Around the late 90s, Manhattan was gaining prominence as a “drinks wasteland.” With little variety, the art of making and inventing cocktails had taken a backseat. A Cosmopolitan was as sophisticated as it could get before the Appletini came along. In a time when men dominated the scene behind the bar, a woman made her way to the forefront and revolutionised the art of making craft cocktails. Her name was Audrey Saunders.
In a world satisfied with flavoured vodka, she gave gin prominence. Bitters found their way back and fresh juices replaced the widely prevalent pre-made mixers. She was the one roasting fresh tomatoes for a Bloody Mary and grilling pineapples. After working at various bars, Saunders’ opened Pegu Club in 2005. Located on West Houston Street, it became her laboratory and Little Italy was one of her creations.
Little Italy was one of the cocktails she crafted to re-introduce rye whisky which was gradually disappearing. It is a concoction of rye whisky and two classic Italian aperitifs, vermouth and Cynar. This cocktail is strong with a bitter edge. It has a herby taste and the bitterness is refreshingly surprising. Little Italy is the perfect balance of sweet and bitter with the right amount of whisky, leading to a dense flavour.
Combine the rye whiskey, Cynar, and sweet vermouth.
After a good stir along with some ice, strain it into a chilled cocktail glass.
Garnish with two maraschino cherries with a little extra syrup.
For an interesting add-on, you can try a flamed wide strip of orange zest!
Also read About: Whisky Brands.
A line of ice creams spiked with a hefty dose of liquor is a trend in the food and beverage industry that has recently taken off tremendously. Unsurprising, because who doesn’t love ice cream? Or booze? Surely, nothing packs a punch like the two put together in one heavenly scoop.
The thing about Whisky Woodland Punch is that while you can make it with just about any whisky-based liqueur or lighter bourbons like Smooth Ambler, you should ideally make it with Southern Comfort. There’s a reason why we suggest Southern Comfort.

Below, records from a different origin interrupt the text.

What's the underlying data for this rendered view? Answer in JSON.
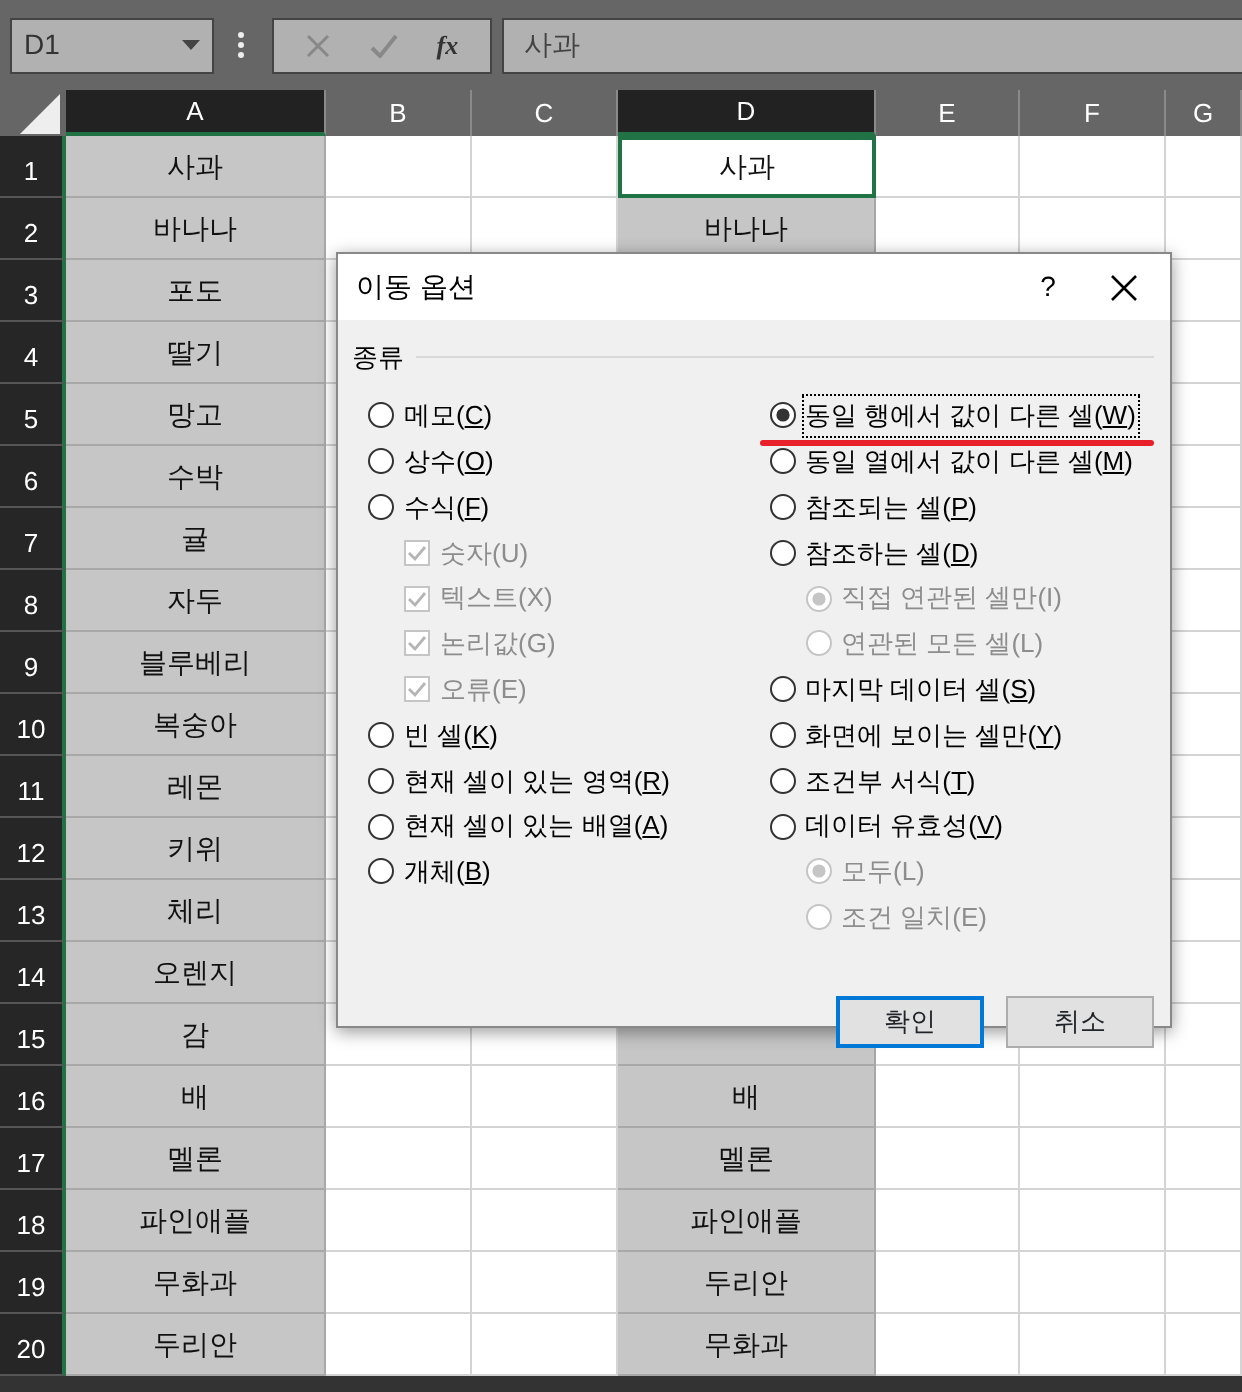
{
  "formula_bar": {
    "name_box": "D1",
    "function_label": "fx",
    "formula": "사과"
  },
  "columns": [
    {
      "label": "A",
      "selected": true
    },
    {
      "label": "B",
      "selected": false
    },
    {
      "label": "C",
      "selected": false
    },
    {
      "label": "D",
      "selected": true
    },
    {
      "label": "E",
      "selected": false
    },
    {
      "label": "F",
      "selected": false
    },
    {
      "label": "G",
      "selected": false
    }
  ],
  "rows": [
    {
      "number": "1",
      "cells": {
        "A": {
          "text": "사과",
          "active": false
        },
        "D": {
          "text": "사과",
          "active": true
        }
      }
    },
    {
      "number": "2",
      "cells": {
        "A": {
          "text": "바나나",
          "active": false
        },
        "D": {
          "text": "바나나",
          "active": false
        }
      }
    },
    {
      "number": "3",
      "cells": {
        "A": {
          "text": "포도",
          "active": false
        }
      }
    },
    {
      "number": "4",
      "cells": {
        "A": {
          "text": "딸기",
          "active": false
        }
      }
    },
    {
      "number": "5",
      "cells": {
        "A": {
          "text": "망고",
          "active": false
        }
      }
    },
    {
      "number": "6",
      "cells": {
        "A": {
          "text": "수박",
          "active": false
        }
      }
    },
    {
      "number": "7",
      "cells": {
        "A": {
          "text": "귤",
          "active": false
        }
      }
    },
    {
      "number": "8",
      "cells": {
        "A": {
          "text": "자두",
          "active": false
        }
      }
    },
    {
      "number": "9",
      "cells": {
        "A": {
          "text": "블루베리",
          "active": false
        }
      }
    },
    {
      "number": "10",
      "cells": {
        "A": {
          "text": "복숭아",
          "active": false
        }
      }
    },
    {
      "number": "11",
      "cells": {
        "A": {
          "text": "레몬",
          "active": false
        }
      }
    },
    {
      "number": "12",
      "cells": {
        "A": {
          "text": "키위",
          "active": false
        }
      }
    },
    {
      "number": "13",
      "cells": {
        "A": {
          "text": "체리",
          "active": false
        }
      }
    },
    {
      "number": "14",
      "cells": {
        "A": {
          "text": "오렌지",
          "active": false
        }
      }
    },
    {
      "number": "15",
      "cells": {
        "A": {
          "text": "감",
          "active": false
        }
      }
    },
    {
      "number": "16",
      "cells": {
        "A": {
          "text": "배",
          "active": false
        },
        "D": {
          "text": "배",
          "active": false
        }
      }
    },
    {
      "number": "17",
      "cells": {
        "A": {
          "text": "멜론",
          "active": false
        },
        "D": {
          "text": "멜론",
          "active": false
        }
      }
    },
    {
      "number": "18",
      "cells": {
        "A": {
          "text": "파인애플",
          "active": false
        },
        "D": {
          "text": "파인애플",
          "active": false
        }
      }
    },
    {
      "number": "19",
      "cells": {
        "A": {
          "text": "무화과",
          "active": false
        },
        "D": {
          "text": "두리안",
          "active": false
        }
      }
    },
    {
      "number": "20",
      "cells": {
        "A": {
          "text": "두리안",
          "active": false
        },
        "D": {
          "text": "무화과",
          "active": false
        }
      }
    }
  ],
  "dialog": {
    "title": "이동 옵션",
    "help": "?",
    "group_label": "종류",
    "left_options": [
      {
        "kind": "radio",
        "label": "메모(C)",
        "selected": false,
        "disabled": false
      },
      {
        "kind": "radio",
        "label": "상수(O)",
        "selected": false,
        "disabled": false
      },
      {
        "kind": "radio",
        "label": "수식(F)",
        "selected": false,
        "disabled": false,
        "children": [
          {
            "kind": "checkbox",
            "label": "숫자(U)",
            "checked": true,
            "disabled": true
          },
          {
            "kind": "checkbox",
            "label": "텍스트(X)",
            "checked": true,
            "disabled": true
          },
          {
            "kind": "checkbox",
            "label": "논리값(G)",
            "checked": true,
            "disabled": true
          },
          {
            "kind": "checkbox",
            "label": "오류(E)",
            "checked": true,
            "disabled": true
          }
        ]
      },
      {
        "kind": "radio",
        "label": "빈 셀(K)",
        "selected": false,
        "disabled": false
      },
      {
        "kind": "radio",
        "label": "현재 셀이 있는 영역(R)",
        "selected": false,
        "disabled": false
      },
      {
        "kind": "radio",
        "label": "현재 셀이 있는 배열(A)",
        "selected": false,
        "disabled": false
      },
      {
        "kind": "radio",
        "label": "개체(B)",
        "selected": false,
        "disabled": false
      }
    ],
    "right_options": [
      {
        "kind": "radio",
        "label": "동일 행에서 값이 다른 셀(W)",
        "selected": true,
        "disabled": false,
        "annotated": true
      },
      {
        "kind": "radio",
        "label": "동일 열에서 값이 다른 셀(M)",
        "selected": false,
        "disabled": false
      },
      {
        "kind": "radio",
        "label": "참조되는 셀(P)",
        "selected": false,
        "disabled": false
      },
      {
        "kind": "radio",
        "label": "참조하는 셀(D)",
        "selected": false,
        "disabled": false,
        "children": [
          {
            "kind": "radio",
            "label": "직접 연관된 셀만(I)",
            "selected": true,
            "disabled": true
          },
          {
            "kind": "radio",
            "label": "연관된 모든 셀(L)",
            "selected": false,
            "disabled": true
          }
        ]
      },
      {
        "kind": "radio",
        "label": "마지막 데이터 셀(S)",
        "selected": false,
        "disabled": false
      },
      {
        "kind": "radio",
        "label": "화면에 보이는 셀만(Y)",
        "selected": false,
        "disabled": false
      },
      {
        "kind": "radio",
        "label": "조건부 서식(T)",
        "selected": false,
        "disabled": false
      },
      {
        "kind": "radio",
        "label": "데이터 유효성(V)",
        "selected": false,
        "disabled": false,
        "children": [
          {
            "kind": "radio",
            "label": "모두(L)",
            "selected": true,
            "disabled": true
          },
          {
            "kind": "radio",
            "label": "조건 일치(E)",
            "selected": false,
            "disabled": true
          }
        ]
      }
    ],
    "buttons": [
      {
        "label": "확인",
        "default": true
      },
      {
        "label": "취소",
        "default": false
      }
    ]
  }
}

There was Trouble in Paradise when Herbert Marshall and Miriam Hopkins were seen romancing each other in the 1930s romcom. Mischief-makers Gaston Monescu and Lily, the respective male and female leads, were cons masquerading as members of royal families.